● Your assignment
The lines to copy run from the one containing "Parse this screenshot: output" to the very end of the records; give them exactly, and only them, without pictures.

Component data from apps and pages:
###
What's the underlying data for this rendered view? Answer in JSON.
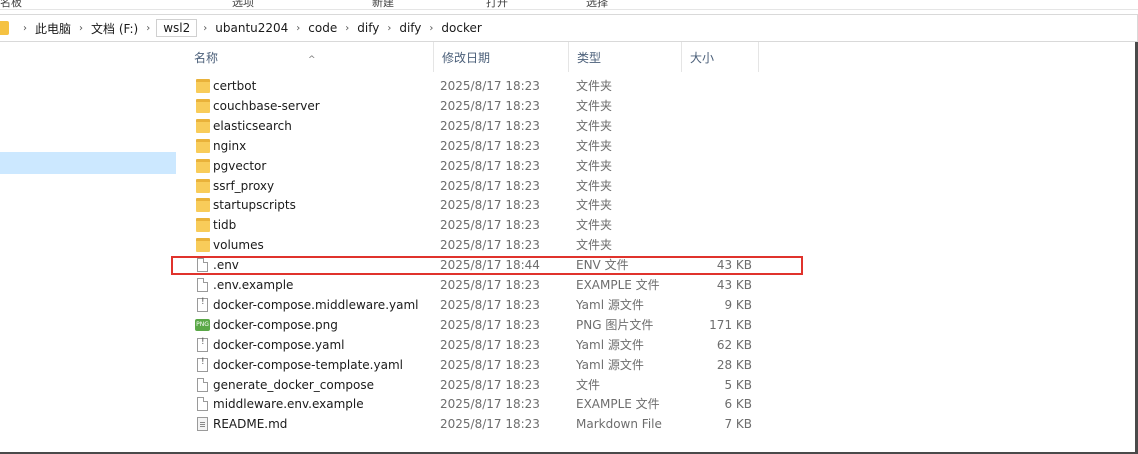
{
  "ribbon": {
    "labels": [
      "名板",
      "选项",
      "新建",
      "打开",
      "选择"
    ]
  },
  "breadcrumb": {
    "items": [
      "此电脑",
      "文档 (F:)",
      "wsl2",
      "ubantu2204",
      "code",
      "dify",
      "dify",
      "docker"
    ]
  },
  "columns": {
    "name": "名称",
    "date": "修改日期",
    "type": "类型",
    "size": "大小"
  },
  "files": [
    {
      "name": "certbot",
      "date": "2025/8/17 18:23",
      "type": "文件夹",
      "size": "",
      "icon": "folder-icon"
    },
    {
      "name": "couchbase-server",
      "date": "2025/8/17 18:23",
      "type": "文件夹",
      "size": "",
      "icon": "folder-icon"
    },
    {
      "name": "elasticsearch",
      "date": "2025/8/17 18:23",
      "type": "文件夹",
      "size": "",
      "icon": "folder-icon"
    },
    {
      "name": "nginx",
      "date": "2025/8/17 18:23",
      "type": "文件夹",
      "size": "",
      "icon": "folder-icon"
    },
    {
      "name": "pgvector",
      "date": "2025/8/17 18:23",
      "type": "文件夹",
      "size": "",
      "icon": "folder-icon"
    },
    {
      "name": "ssrf_proxy",
      "date": "2025/8/17 18:23",
      "type": "文件夹",
      "size": "",
      "icon": "folder-icon"
    },
    {
      "name": "startupscripts",
      "date": "2025/8/17 18:23",
      "type": "文件夹",
      "size": "",
      "icon": "folder-icon"
    },
    {
      "name": "tidb",
      "date": "2025/8/17 18:23",
      "type": "文件夹",
      "size": "",
      "icon": "folder-icon"
    },
    {
      "name": "volumes",
      "date": "2025/8/17 18:23",
      "type": "文件夹",
      "size": "",
      "icon": "folder-icon"
    },
    {
      "name": ".env",
      "date": "2025/8/17 18:44",
      "type": "ENV 文件",
      "size": "43 KB",
      "icon": "file-icon"
    },
    {
      "name": ".env.example",
      "date": "2025/8/17 18:23",
      "type": "EXAMPLE 文件",
      "size": "43 KB",
      "icon": "file-icon"
    },
    {
      "name": "docker-compose.middleware.yaml",
      "date": "2025/8/17 18:23",
      "type": "Yaml 源文件",
      "size": "9 KB",
      "icon": "yaml-file-icon"
    },
    {
      "name": "docker-compose.png",
      "date": "2025/8/17 18:23",
      "type": "PNG 图片文件",
      "size": "171 KB",
      "icon": "png-file-icon"
    },
    {
      "name": "docker-compose.yaml",
      "date": "2025/8/17 18:23",
      "type": "Yaml 源文件",
      "size": "62 KB",
      "icon": "yaml-file-icon"
    },
    {
      "name": "docker-compose-template.yaml",
      "date": "2025/8/17 18:23",
      "type": "Yaml 源文件",
      "size": "28 KB",
      "icon": "yaml-file-icon"
    },
    {
      "name": "generate_docker_compose",
      "date": "2025/8/17 18:23",
      "type": "文件",
      "size": "5 KB",
      "icon": "file-icon"
    },
    {
      "name": "middleware.env.example",
      "date": "2025/8/17 18:23",
      "type": "EXAMPLE 文件",
      "size": "6 KB",
      "icon": "file-icon"
    },
    {
      "name": "README.md",
      "date": "2025/8/17 18:23",
      "type": "Markdown File",
      "size": "7 KB",
      "icon": "markdown-file-icon"
    }
  ],
  "colors": {
    "highlight_border": "#e0332c",
    "nav_selected": "#cce8ff",
    "folder": "#f8cc5a"
  }
}
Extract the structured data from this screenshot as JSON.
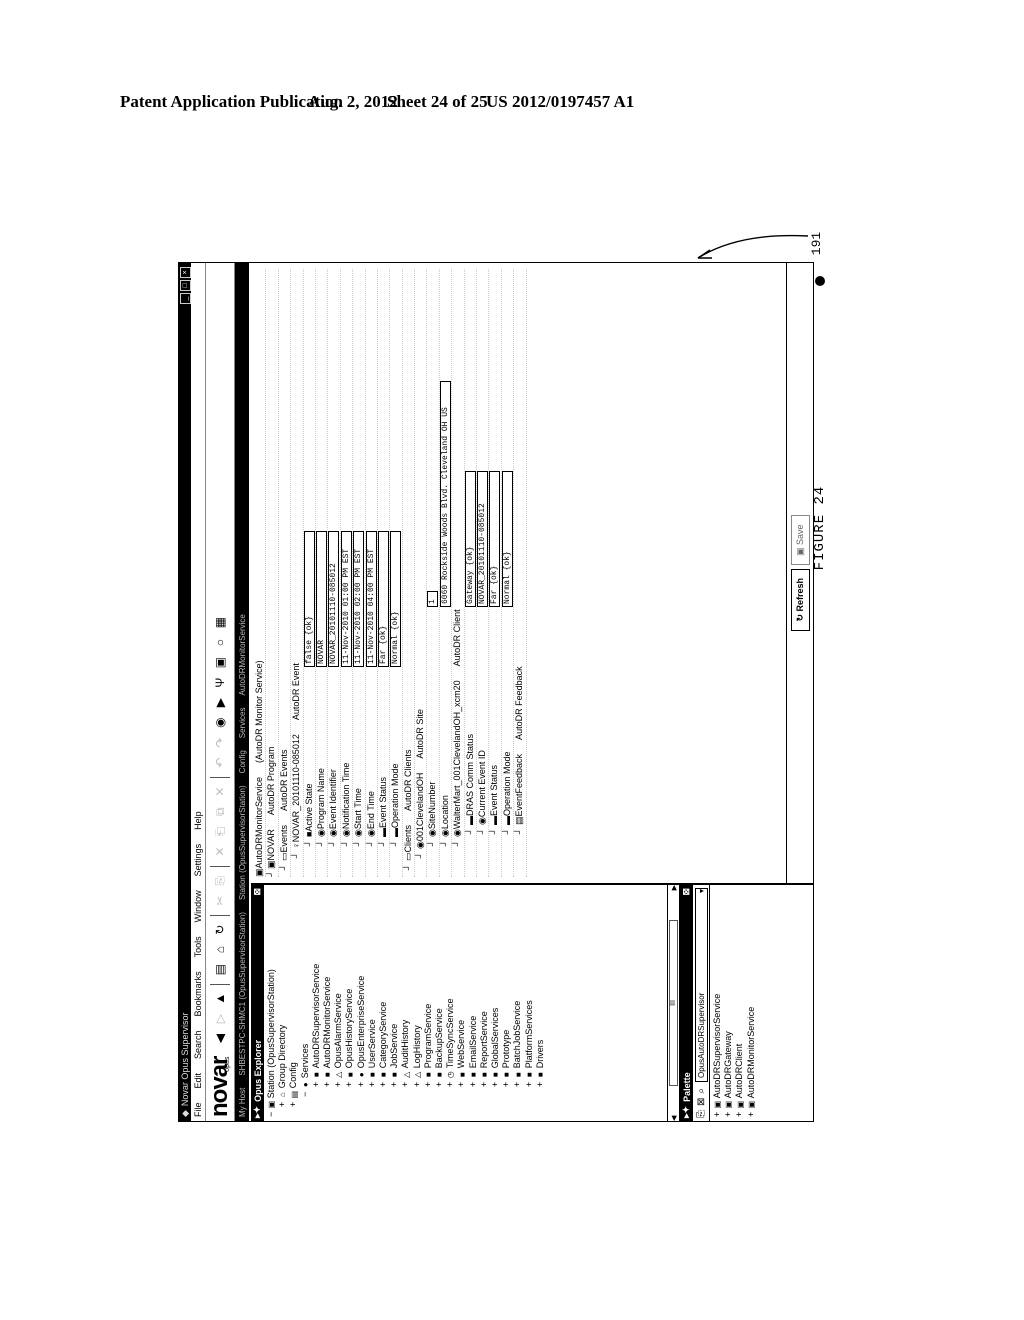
{
  "patent": {
    "title": "Patent Application Publication",
    "date": "Aug. 2, 2012",
    "sheet": "Sheet 24 of 25",
    "number": "US 2012/0197457 A1",
    "figure": "FIGURE 24",
    "reference": "191"
  },
  "window": {
    "title": "Novar Opus Supervisor",
    "menu": [
      "File",
      "Edit",
      "Search",
      "Bookmarks",
      "Tools",
      "Window",
      "Settings",
      "Help"
    ],
    "logo": "novar",
    "logo_sub": "opus",
    "address": [
      "My Host",
      "SHBESTPC-SHMC1 (OpusSupervisorStation)",
      "Station (OpusSupervisorStation)",
      "Config",
      "Services",
      "AutoDRMonitorService"
    ]
  },
  "explorer": {
    "title": "Opus Explorer",
    "items": [
      {
        "label": "Station (OpusSupervisorStation)",
        "icon": "station-icon"
      },
      {
        "label": "Group Directory",
        "icon": "folder-icon"
      },
      {
        "label": "Config",
        "icon": "config-icon"
      },
      {
        "label": "Services",
        "icon": "services-icon"
      },
      {
        "label": "AutoDRSupervisorService",
        "icon": "service-icon"
      },
      {
        "label": "AutoDRMonitorService",
        "icon": "service-icon"
      },
      {
        "label": "OpusAlarmService",
        "icon": "bell-icon"
      },
      {
        "label": "OpusHistoryService",
        "icon": "history-icon"
      },
      {
        "label": "OpusEnterpriseService",
        "icon": "globe-icon"
      },
      {
        "label": "UserService",
        "icon": "user-icon"
      },
      {
        "label": "CategoryService",
        "icon": "category-icon"
      },
      {
        "label": "JobService",
        "icon": "job-icon"
      },
      {
        "label": "AuditHistory",
        "icon": "triangle-icon"
      },
      {
        "label": "LogHistory",
        "icon": "triangle-icon"
      },
      {
        "label": "ProgramService",
        "icon": "program-icon"
      },
      {
        "label": "BackupService",
        "icon": "backup-icon"
      },
      {
        "label": "TimeSyncService",
        "icon": "clock-icon"
      },
      {
        "label": "WebService",
        "icon": "web-icon"
      },
      {
        "label": "EmailService",
        "icon": "email-icon"
      },
      {
        "label": "ReportService",
        "icon": "report-icon"
      },
      {
        "label": "GlobalServices",
        "icon": "global-icon"
      },
      {
        "label": "Prototype",
        "icon": "prototype-icon"
      },
      {
        "label": "BatchJobService",
        "icon": "batch-icon"
      },
      {
        "label": "PlatformServices",
        "icon": "platform-icon"
      },
      {
        "label": "Drivers",
        "icon": "drivers-icon"
      }
    ],
    "scroll_label": "III"
  },
  "palette": {
    "title": "Palette",
    "selected": "OpusAutoDRSupervisor",
    "items": [
      "AutoDRSupervisorService",
      "AutoDRGateway",
      "AutoDRClient",
      "AutoDRMonitorService"
    ]
  },
  "property_sheet": {
    "root": {
      "label": "AutoDRMonitorService",
      "type": "(AutoDR Monitor Service)"
    },
    "rows": [
      {
        "label": "NOVAR",
        "type": "AutoDR Program"
      },
      {
        "label": "Events",
        "type": "AutoDR Events"
      },
      {
        "label": "NOVAR_20101110-085012",
        "type": "AutoDR Event"
      },
      {
        "label": "Active State",
        "value": "false {ok}"
      },
      {
        "label": "Program Name",
        "value": "NOVAR"
      },
      {
        "label": "Event Identifier",
        "value": "NOVAR_20101110-085012"
      },
      {
        "label": "Notification Time",
        "value": "11-Nov-2010 01:00 PM EST"
      },
      {
        "label": "Start Time",
        "value": "11-Nov-2010 02:00 PM EST"
      },
      {
        "label": "End Time",
        "value": "11-Nov-2010 04:00 PM EST"
      },
      {
        "label": "Event Status",
        "value": "Far {ok}"
      },
      {
        "label": "Operation Mode",
        "value": "Normal {ok}"
      },
      {
        "label": "Clients",
        "type": "AutoDR Clients"
      },
      {
        "label": "001ClevelandOH",
        "type": "AutoDR Site"
      },
      {
        "label": "SiteNumber",
        "value": "1"
      },
      {
        "label": "Location",
        "value": "6060 Rockside Woods Blvd. Cleveland OH US"
      },
      {
        "label": "WalterMart_001ClevelandOH_xcm20",
        "type": "AutoDR Client"
      },
      {
        "label": "DRAS Comm Status",
        "value": "Gateway {ok}"
      },
      {
        "label": "Current Event ID",
        "value": "NOVAR_20101110-085012"
      },
      {
        "label": "Event Status",
        "value": "Far {ok}"
      },
      {
        "label": "Operation Mode",
        "value": "Normal {ok}"
      },
      {
        "label": "EventFeedback",
        "type": "AutoDR Feedback"
      }
    ],
    "refresh_label": "Refresh",
    "save_label": "Save"
  }
}
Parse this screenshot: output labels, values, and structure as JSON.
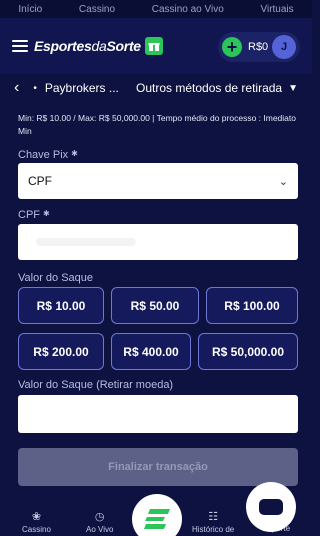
{
  "top_nav": [
    "Início",
    "Cassino",
    "Cassino ao Vivo",
    "Virtuais"
  ],
  "header": {
    "logo_main": "Esportes",
    "logo_mid": "da",
    "logo_end": "Sorte",
    "balance": "R$0",
    "avatar_initial": "J"
  },
  "breadcrumb": {
    "provider": "Paybrokers ...",
    "method": "Outros métodos de retirada"
  },
  "limits_text": "Min: R$ 10.00 / Max: R$ 50,000.00 | Tempo médio do processo : Imediato Min",
  "form": {
    "pix_key_label": "Chave Pix",
    "pix_key_value": "CPF",
    "cpf_label": "CPF",
    "amount_label": "Valor do Saque",
    "amount_options_row1": [
      "R$ 10.00",
      "R$ 50.00",
      "R$ 100.00"
    ],
    "amount_options_row2": [
      "R$ 200.00",
      "R$ 400.00",
      "R$ 50,000.00"
    ],
    "currency_amount_label": "Valor do Saque (Retirar moeda)",
    "submit_label": "Finalizar transação"
  },
  "bottom_nav": {
    "casino": "Cassino",
    "live": "Ao Vivo",
    "history": "Histórico de",
    "support": "Suporte"
  },
  "colors": {
    "background": "#0d1240",
    "accent_green": "#2cc55a",
    "amount_border": "#6d78d6"
  }
}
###
● Written solution
Parse this screenshot: output labels, values, and structure as JSON.
{
  "top_nav": [
    "Início",
    "Cassino",
    "Cassino ao Vivo",
    "Virtuais"
  ],
  "header": {
    "logo_main": "Esportes",
    "logo_mid": "da",
    "logo_end": "Sorte",
    "balance": "R$0",
    "avatar_initial": "J"
  },
  "breadcrumb": {
    "provider": "Paybrokers ...",
    "method": "Outros métodos de retirada"
  },
  "limits_text": "Min: R$ 10.00 / Max: R$ 50,000.00 | Tempo médio do processo : Imediato Min",
  "form": {
    "pix_key_label": "Chave Pix",
    "pix_key_value": "CPF",
    "cpf_label": "CPF",
    "amount_label": "Valor do Saque",
    "amount_options_row1": [
      "R$ 10.00",
      "R$ 50.00",
      "R$ 100.00"
    ],
    "amount_options_row2": [
      "R$ 200.00",
      "R$ 400.00",
      "R$ 50,000.00"
    ],
    "currency_amount_label": "Valor do Saque (Retirar moeda)",
    "submit_label": "Finalizar transação"
  },
  "bottom_nav": {
    "casino": "Cassino",
    "live": "Ao Vivo",
    "history": "Histórico de",
    "support": "Suporte"
  },
  "colors": {
    "background": "#0d1240",
    "accent_green": "#2cc55a",
    "amount_border": "#6d78d6"
  }
}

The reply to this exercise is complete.